BEGINNING FLY TYING 2016
By: Betty Smith-Lambert
Everything has to start somewhere. Now wasn’t that profound?
How about tying your own flies? Are you a complete beginner? Have you wondered if you could tie flies? This class will tell you whether you want to take up the hobby “obsession” or do you want to continue to beg flies from friends, buy them at the shops, and /or catalogs and on-line.
The “Spokane Fly Fishers” offers a class in beginning fly tying. All the materials, tools, and instruction are provided for $30. No you don’t get to keep the tools. The class is only open to members of the club. The class will begin on Saturday, January 9th and progress through 6 lessons held each Saturday making the 13th of February the last class. The site is 1812 West 10th Avenue. The class starts at 9am and runs until 12 noon. If there is enough interest (more than 10 people) we usually have a second class that starts at 1pm and ends at 4pm. We only have room to sit 10 people per class so it is best to think about which one you want.
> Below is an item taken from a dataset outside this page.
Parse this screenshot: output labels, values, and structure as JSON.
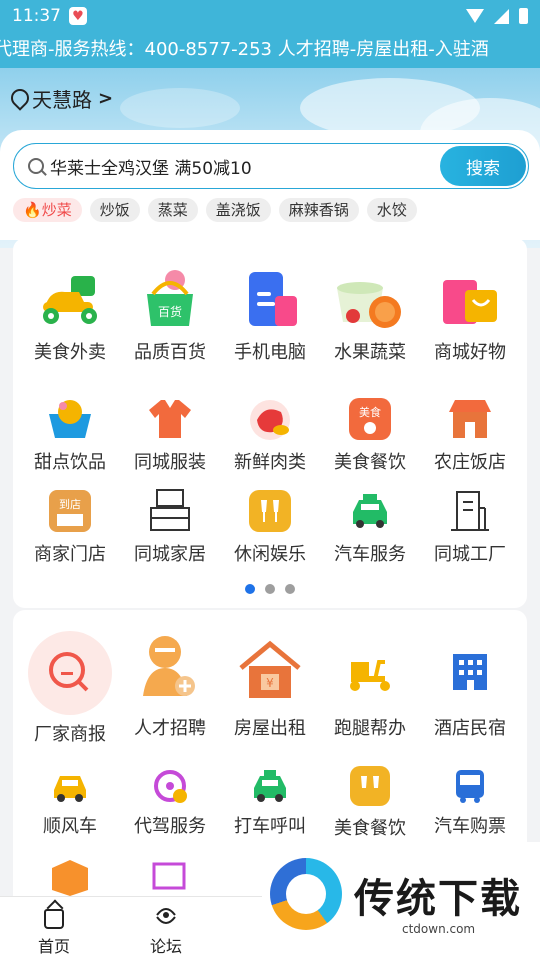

Why tie flies? This varies with each of us. Do you need a fly just a little smaller / bigger than the ones available? How about “match the hatch” on a particular fishing spot? How about a new fly you see someone fishing with or design your own flies. If you can tie flies – problem solved – just take your tying materials with you or rush back home and sit down and tie up some flies. After the class you should be able to follow a book or video on how to tie other flies.
We start off slow with a lecture on fly tying / materials / tools and the Mohair Leach, one material and a hook. From here on there are usually two flies per session. Included are the Nyerges Nymph, Woolly Bugger, Carey Special, Bead Head Chironomid, Elk Hair Caddis, Pheasant Tail Nymph, a Flying Ant pattern, and the Gold Ribbed Hair’s. For the last class, the graduation fly, is the Muddler Minnow.
Each class is structured to give an understanding of materials, different techniques and materials handling. Not everything about fly tying is covered, that takes a life time of learning and practice.
What if you find out you “just are not made of the stuff” to tie your own flies? Wouldn’t it be best to find out for $30 rather than taking a class at a shop (remember when they existed?) for several hundred dollars? Another way to learn is to buy your own tools and materials and try to learn by watching videos and reading books.
Questions: call me at 838-5914. There will be sign-up sheets at the November and December meetings.
Note: I think this will be the last class I will teach. It is time for new blood in this job.